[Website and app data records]
━━━━━━━━━━━━━━━━
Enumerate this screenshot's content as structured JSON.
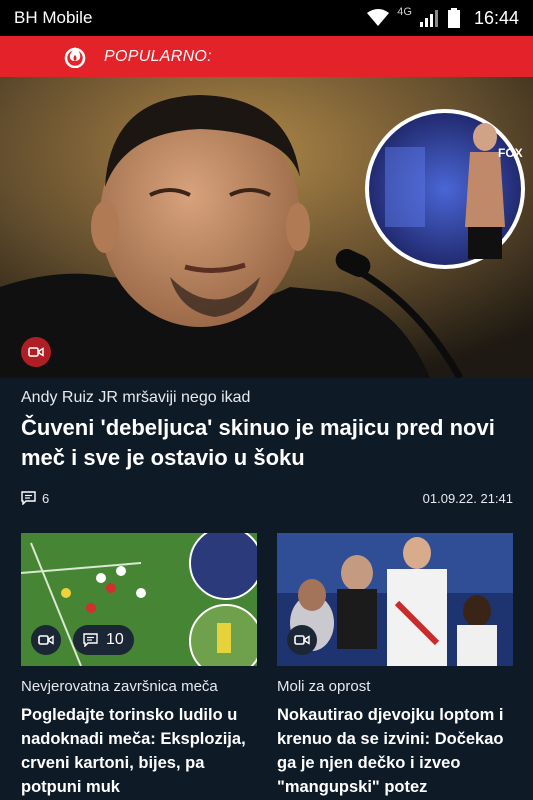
{
  "status_bar": {
    "carrier": "BH Mobile",
    "network_type": "4G",
    "time": "16:44"
  },
  "popular": {
    "label": "POPULARNO:"
  },
  "hero": {
    "kicker": "Andy Ruiz JR mršaviji nego ikad",
    "title": "Čuveni 'debeljuca' skinuo je majicu pred novi meč i sve je ostavio u šoku",
    "comments": "6",
    "date": "01.09.22. 21:41"
  },
  "cards": [
    {
      "kicker": "Nevjerovatna završnica meča",
      "title": "Pogledajte torinsko ludilo u nadoknadi meča: Eksplozija, crveni kartoni, bijes, pa potpuni muk",
      "comments": "10"
    },
    {
      "kicker": "Moli za oprost",
      "title": "Nokautirao djevojku loptom i krenuo da se izvini: Dočekao ga je njen dečko i izveo \"mangupski\" potez"
    }
  ],
  "colors": {
    "accent": "#e3222a",
    "background": "#0f1a27",
    "badge": "#b01e25"
  },
  "icons": [
    "wifi-icon",
    "signal-icon",
    "battery-icon",
    "fire-icon",
    "video-icon",
    "comment-icon"
  ]
}
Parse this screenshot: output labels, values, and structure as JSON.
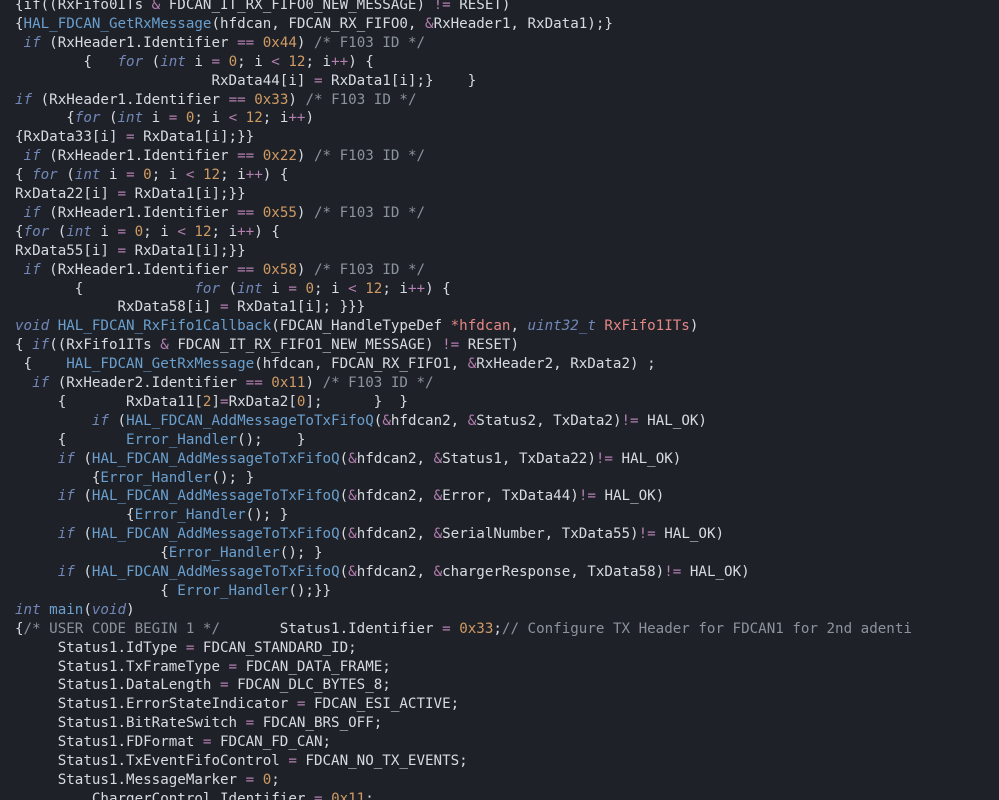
{
  "lines": [
    [
      [
        "p",
        "{if((RxFifo0ITs "
      ],
      [
        "op",
        "&"
      ],
      [
        "p",
        " FDCAN_IT_RX_FIFO0_NEW_MESSAGE) "
      ],
      [
        "op",
        "!="
      ],
      [
        "p",
        " RESET)"
      ]
    ],
    [
      [
        "p",
        "{"
      ],
      [
        "fn",
        "HAL_FDCAN_GetRxMessage"
      ],
      [
        "p",
        "(hfdcan, FDCAN_RX_FIFO0, "
      ],
      [
        "op",
        "&"
      ],
      [
        "p",
        "RxHeader1, RxData1);}"
      ]
    ],
    [
      [
        "p",
        " "
      ],
      [
        "kw",
        "if"
      ],
      [
        "p",
        " (RxHeader1.Identifier "
      ],
      [
        "op",
        "=="
      ],
      [
        "p",
        " "
      ],
      [
        "num",
        "0x44"
      ],
      [
        "p",
        ") "
      ],
      [
        "cm",
        "/* F103 ID */"
      ]
    ],
    [
      [
        "p",
        "        {   "
      ],
      [
        "kw",
        "for"
      ],
      [
        "p",
        " ("
      ],
      [
        "kw",
        "int"
      ],
      [
        "p",
        " i "
      ],
      [
        "op",
        "="
      ],
      [
        "p",
        " "
      ],
      [
        "num",
        "0"
      ],
      [
        "p",
        "; i "
      ],
      [
        "op",
        "<"
      ],
      [
        "p",
        " "
      ],
      [
        "num",
        "12"
      ],
      [
        "p",
        "; i"
      ],
      [
        "op",
        "++"
      ],
      [
        "p",
        ") {"
      ]
    ],
    [
      [
        "p",
        "                       RxData44[i] "
      ],
      [
        "op",
        "="
      ],
      [
        "p",
        " RxData1[i];}    }"
      ]
    ],
    [
      [
        "kw",
        "if"
      ],
      [
        "p",
        " (RxHeader1.Identifier "
      ],
      [
        "op",
        "=="
      ],
      [
        "p",
        " "
      ],
      [
        "num",
        "0x33"
      ],
      [
        "p",
        ") "
      ],
      [
        "cm",
        "/* F103 ID */"
      ]
    ],
    [
      [
        "p",
        "      {"
      ],
      [
        "kw",
        "for"
      ],
      [
        "p",
        " ("
      ],
      [
        "kw",
        "int"
      ],
      [
        "p",
        " i "
      ],
      [
        "op",
        "="
      ],
      [
        "p",
        " "
      ],
      [
        "num",
        "0"
      ],
      [
        "p",
        "; i "
      ],
      [
        "op",
        "<"
      ],
      [
        "p",
        " "
      ],
      [
        "num",
        "12"
      ],
      [
        "p",
        "; i"
      ],
      [
        "op",
        "++"
      ],
      [
        "p",
        ")"
      ]
    ],
    [
      [
        "p",
        "{RxData33[i] "
      ],
      [
        "op",
        "="
      ],
      [
        "p",
        " RxData1[i];}}"
      ]
    ],
    [
      [
        "p",
        " "
      ],
      [
        "kw",
        "if"
      ],
      [
        "p",
        " (RxHeader1.Identifier "
      ],
      [
        "op",
        "=="
      ],
      [
        "p",
        " "
      ],
      [
        "num",
        "0x22"
      ],
      [
        "p",
        ") "
      ],
      [
        "cm",
        "/* F103 ID */"
      ]
    ],
    [
      [
        "p",
        "{ "
      ],
      [
        "kw",
        "for"
      ],
      [
        "p",
        " ("
      ],
      [
        "kw",
        "int"
      ],
      [
        "p",
        " i "
      ],
      [
        "op",
        "="
      ],
      [
        "p",
        " "
      ],
      [
        "num",
        "0"
      ],
      [
        "p",
        "; i "
      ],
      [
        "op",
        "<"
      ],
      [
        "p",
        " "
      ],
      [
        "num",
        "12"
      ],
      [
        "p",
        "; i"
      ],
      [
        "op",
        "++"
      ],
      [
        "p",
        ") {"
      ]
    ],
    [
      [
        "p",
        "RxData22[i] "
      ],
      [
        "op",
        "="
      ],
      [
        "p",
        " RxData1[i];}}"
      ]
    ],
    [
      [
        "p",
        " "
      ],
      [
        "kw",
        "if"
      ],
      [
        "p",
        " (RxHeader1.Identifier "
      ],
      [
        "op",
        "=="
      ],
      [
        "p",
        " "
      ],
      [
        "num",
        "0x55"
      ],
      [
        "p",
        ") "
      ],
      [
        "cm",
        "/* F103 ID */"
      ]
    ],
    [
      [
        "p",
        "{"
      ],
      [
        "kw",
        "for"
      ],
      [
        "p",
        " ("
      ],
      [
        "kw",
        "int"
      ],
      [
        "p",
        " i "
      ],
      [
        "op",
        "="
      ],
      [
        "p",
        " "
      ],
      [
        "num",
        "0"
      ],
      [
        "p",
        "; i "
      ],
      [
        "op",
        "<"
      ],
      [
        "p",
        " "
      ],
      [
        "num",
        "12"
      ],
      [
        "p",
        "; i"
      ],
      [
        "op",
        "++"
      ],
      [
        "p",
        ") {"
      ]
    ],
    [
      [
        "p",
        "RxData55[i] "
      ],
      [
        "op",
        "="
      ],
      [
        "p",
        " RxData1[i];}}"
      ]
    ],
    [
      [
        "p",
        " "
      ],
      [
        "kw",
        "if"
      ],
      [
        "p",
        " (RxHeader1.Identifier "
      ],
      [
        "op",
        "=="
      ],
      [
        "p",
        " "
      ],
      [
        "num",
        "0x58"
      ],
      [
        "p",
        ") "
      ],
      [
        "cm",
        "/* F103 ID */"
      ]
    ],
    [
      [
        "p",
        "       {             "
      ],
      [
        "kw",
        "for"
      ],
      [
        "p",
        " ("
      ],
      [
        "kw",
        "int"
      ],
      [
        "p",
        " i "
      ],
      [
        "op",
        "="
      ],
      [
        "p",
        " "
      ],
      [
        "num",
        "0"
      ],
      [
        "p",
        "; i "
      ],
      [
        "op",
        "<"
      ],
      [
        "p",
        " "
      ],
      [
        "num",
        "12"
      ],
      [
        "p",
        "; i"
      ],
      [
        "op",
        "++"
      ],
      [
        "p",
        ") {"
      ]
    ],
    [
      [
        "p",
        "            RxData58[i] "
      ],
      [
        "op",
        "="
      ],
      [
        "p",
        " RxData1[i]; }}}"
      ]
    ],
    [
      [
        "kw",
        "void"
      ],
      [
        "p",
        " "
      ],
      [
        "fn",
        "HAL_FDCAN_RxFifo1Callback"
      ],
      [
        "p",
        "(FDCAN_HandleTypeDef "
      ],
      [
        "pr",
        "*hfdcan"
      ],
      [
        "p",
        ", "
      ],
      [
        "kw",
        "uint32_t"
      ],
      [
        "p",
        " "
      ],
      [
        "pr",
        "RxFifo1ITs"
      ],
      [
        "p",
        ")"
      ]
    ],
    [
      [
        "p",
        "{ "
      ],
      [
        "kw",
        "if"
      ],
      [
        "p",
        "((RxFifo1ITs "
      ],
      [
        "op",
        "&"
      ],
      [
        "p",
        " FDCAN_IT_RX_FIFO1_NEW_MESSAGE) "
      ],
      [
        "op",
        "!="
      ],
      [
        "p",
        " RESET)"
      ]
    ],
    [
      [
        "p",
        " {    "
      ],
      [
        "fn",
        "HAL_FDCAN_GetRxMessage"
      ],
      [
        "p",
        "(hfdcan, FDCAN_RX_FIFO1, "
      ],
      [
        "op",
        "&"
      ],
      [
        "p",
        "RxHeader2, RxData2) ;"
      ]
    ],
    [
      [
        "p",
        "  "
      ],
      [
        "kw",
        "if"
      ],
      [
        "p",
        " (RxHeader2.Identifier "
      ],
      [
        "op",
        "=="
      ],
      [
        "p",
        " "
      ],
      [
        "num",
        "0x11"
      ],
      [
        "p",
        ") "
      ],
      [
        "cm",
        "/* F103 ID */"
      ]
    ],
    [
      [
        "p",
        "     {       RxData11["
      ],
      [
        "num",
        "2"
      ],
      [
        "p",
        "]"
      ],
      [
        "op",
        "="
      ],
      [
        "p",
        "RxData2["
      ],
      [
        "num",
        "0"
      ],
      [
        "p",
        "];      }  }"
      ]
    ],
    [
      [
        "p",
        "         "
      ],
      [
        "kw",
        "if"
      ],
      [
        "p",
        " ("
      ],
      [
        "fn",
        "HAL_FDCAN_AddMessageToTxFifoQ"
      ],
      [
        "p",
        "("
      ],
      [
        "op",
        "&"
      ],
      [
        "p",
        "hfdcan2, "
      ],
      [
        "op",
        "&"
      ],
      [
        "p",
        "Status2, TxData2)"
      ],
      [
        "op",
        "!="
      ],
      [
        "p",
        " HAL_OK)"
      ]
    ],
    [
      [
        "p",
        "     {       "
      ],
      [
        "fn",
        "Error_Handler"
      ],
      [
        "p",
        "();    }"
      ]
    ],
    [
      [
        "p",
        "     "
      ],
      [
        "kw",
        "if"
      ],
      [
        "p",
        " ("
      ],
      [
        "fn",
        "HAL_FDCAN_AddMessageToTxFifoQ"
      ],
      [
        "p",
        "("
      ],
      [
        "op",
        "&"
      ],
      [
        "p",
        "hfdcan2, "
      ],
      [
        "op",
        "&"
      ],
      [
        "p",
        "Status1, TxData22)"
      ],
      [
        "op",
        "!="
      ],
      [
        "p",
        " HAL_OK)"
      ]
    ],
    [
      [
        "p",
        "         {"
      ],
      [
        "fn",
        "Error_Handler"
      ],
      [
        "p",
        "(); }"
      ]
    ],
    [
      [
        "p",
        "     "
      ],
      [
        "kw",
        "if"
      ],
      [
        "p",
        " ("
      ],
      [
        "fn",
        "HAL_FDCAN_AddMessageToTxFifoQ"
      ],
      [
        "p",
        "("
      ],
      [
        "op",
        "&"
      ],
      [
        "p",
        "hfdcan2, "
      ],
      [
        "op",
        "&"
      ],
      [
        "p",
        "Error, TxData44)"
      ],
      [
        "op",
        "!="
      ],
      [
        "p",
        " HAL_OK)"
      ]
    ],
    [
      [
        "p",
        "             {"
      ],
      [
        "fn",
        "Error_Handler"
      ],
      [
        "p",
        "(); }"
      ]
    ],
    [
      [
        "p",
        "     "
      ],
      [
        "kw",
        "if"
      ],
      [
        "p",
        " ("
      ],
      [
        "fn",
        "HAL_FDCAN_AddMessageToTxFifoQ"
      ],
      [
        "p",
        "("
      ],
      [
        "op",
        "&"
      ],
      [
        "p",
        "hfdcan2, "
      ],
      [
        "op",
        "&"
      ],
      [
        "p",
        "SerialNumber, TxData55)"
      ],
      [
        "op",
        "!="
      ],
      [
        "p",
        " HAL_OK)"
      ]
    ],
    [
      [
        "p",
        "                 {"
      ],
      [
        "fn",
        "Error_Handler"
      ],
      [
        "p",
        "(); }"
      ]
    ],
    [
      [
        "p",
        "     "
      ],
      [
        "kw",
        "if"
      ],
      [
        "p",
        " ("
      ],
      [
        "fn",
        "HAL_FDCAN_AddMessageToTxFifoQ"
      ],
      [
        "p",
        "("
      ],
      [
        "op",
        "&"
      ],
      [
        "p",
        "hfdcan2, "
      ],
      [
        "op",
        "&"
      ],
      [
        "p",
        "chargerResponse, TxData58)"
      ],
      [
        "op",
        "!="
      ],
      [
        "p",
        " HAL_OK)"
      ]
    ],
    [
      [
        "p",
        "                 { "
      ],
      [
        "fn",
        "Error_Handler"
      ],
      [
        "p",
        "();}}"
      ]
    ],
    [
      [
        "kw",
        "int"
      ],
      [
        "p",
        " "
      ],
      [
        "fn",
        "main"
      ],
      [
        "p",
        "("
      ],
      [
        "kw",
        "void"
      ],
      [
        "p",
        ")"
      ]
    ],
    [
      [
        "p",
        "{"
      ],
      [
        "cm",
        "/* USER CODE BEGIN 1 */"
      ],
      [
        "p",
        "       Status1.Identifier "
      ],
      [
        "op",
        "="
      ],
      [
        "p",
        " "
      ],
      [
        "num",
        "0x33"
      ],
      [
        "p",
        ";"
      ],
      [
        "cm",
        "// Configure TX Header for FDCAN1 for 2nd adenti"
      ]
    ],
    [
      [
        "p",
        "     Status1.IdType "
      ],
      [
        "op",
        "="
      ],
      [
        "p",
        " FDCAN_STANDARD_ID;"
      ]
    ],
    [
      [
        "p",
        "     Status1.TxFrameType "
      ],
      [
        "op",
        "="
      ],
      [
        "p",
        " FDCAN_DATA_FRAME;"
      ]
    ],
    [
      [
        "p",
        "     Status1.DataLength "
      ],
      [
        "op",
        "="
      ],
      [
        "p",
        " FDCAN_DLC_BYTES_8;"
      ]
    ],
    [
      [
        "p",
        "     Status1.ErrorStateIndicator "
      ],
      [
        "op",
        "="
      ],
      [
        "p",
        " FDCAN_ESI_ACTIVE;"
      ]
    ],
    [
      [
        "p",
        "     Status1.BitRateSwitch "
      ],
      [
        "op",
        "="
      ],
      [
        "p",
        " FDCAN_BRS_OFF;"
      ]
    ],
    [
      [
        "p",
        "     Status1.FDFormat "
      ],
      [
        "op",
        "="
      ],
      [
        "p",
        " FDCAN_FD_CAN;"
      ]
    ],
    [
      [
        "p",
        "     Status1.TxEventFifoControl "
      ],
      [
        "op",
        "="
      ],
      [
        "p",
        " FDCAN_NO_TX_EVENTS;"
      ]
    ],
    [
      [
        "p",
        "     Status1.MessageMarker "
      ],
      [
        "op",
        "="
      ],
      [
        "p",
        " "
      ],
      [
        "num",
        "0"
      ],
      [
        "p",
        ";"
      ]
    ],
    [
      [
        "p",
        "         ChargerControl.Identifier "
      ],
      [
        "op",
        "="
      ],
      [
        "p",
        " "
      ],
      [
        "num",
        "0x11"
      ],
      [
        "p",
        ";"
      ]
    ]
  ]
}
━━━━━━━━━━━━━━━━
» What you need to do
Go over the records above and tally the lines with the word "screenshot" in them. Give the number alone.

» Result
2